As we saw throughout 2020, and especially the playoffs last year, the Twins power surge short-circuited at times. When the Twins aren’t knocking the ball around, which happened far more often than we would have liked in 2020, things can get ugly.
To make matters worse, the Twins will be dealing with supposedly less hitter-friendly baseballs in 2021, making for fewer runs coming from homers. If the pitching repeats it’s performance from last year, the team will at least be good, but a streaky offense doesn’t help.
Minnesota Twins Issue No. 3: Veteran Pitchers Regress
On paper, this is the best Twins rotation we’ve seen in quite some time. But nothing is guaranteed. We’ve seen Michael Pineda and Jose Berrios show some inconsistency, and there’s no guarantee that Kenta Maeda pitches like a Cy Young contender again. There’s also questions about Matt Shoemaker and J.A. Happ.
If either pitcher shows age is catching up with them, starting pitching could be a concern. The Twins’ rotation has one of the highest ceilings in baseball if everyone pitches like they can. Unfortunately, the floor is just as low, as the Twins could have five starters with an ERA between 4.00 and 5.00, which simply isn’t acceptable for a contender.
Minnesota Twins Issue No. 4: The Bullpen Fades
Manager Rocco Baldelli loves his analytics, which converts to an affinity for his bullpen, especially with the way the MLB is going. The bullpen showed symptoms of overuse in a shortened 2020 season, especially with all the bullpen. Now that Trevor May, Matt Wisler, Tyler Clippard, and Sergio Romo are all gone, there are some big questions.
Who takes all those innings? Will Alex Colome remain successful? Does Hansel Robles bounce back? Does the group at the top take a step back? A 162 game schedule and a lot of turnover gives reason for pause.
Minnesota Twins Issue No. 1: Injuries
Yes, this can be applied to any team, but the Twins injury history is too extensive to be overlooked. Byron Buxton and Josh Donaldson have a proven history of missing large chunks of time to extended IL visits, while Jorge Polanco, Andrelton Simmons, Luis Arraez all have dealt with nagging foot, knee and ankle issues.
Throw in Max Kepler, Matt Shoemaker, J.A. Happ and Miguel Sano as other people who have missed time in the past, and it’s easy to see why just a few significant injuries could derail the Twins train.
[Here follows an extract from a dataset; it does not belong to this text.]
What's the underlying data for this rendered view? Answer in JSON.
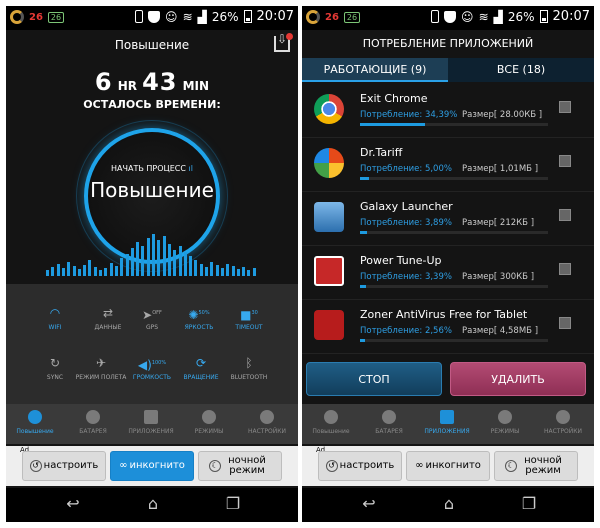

All things aside, I am excited and optimistic as the 2021 season approaches. I fully expect the Twins to be a major factor in the playoff race. With the ebbs and flows of the season I’d expect Minnesota to overcome these adversities to contend to be AL Central Champs again. “Know thy weaknesses” is a popular phrase and that is my goal with today’s points.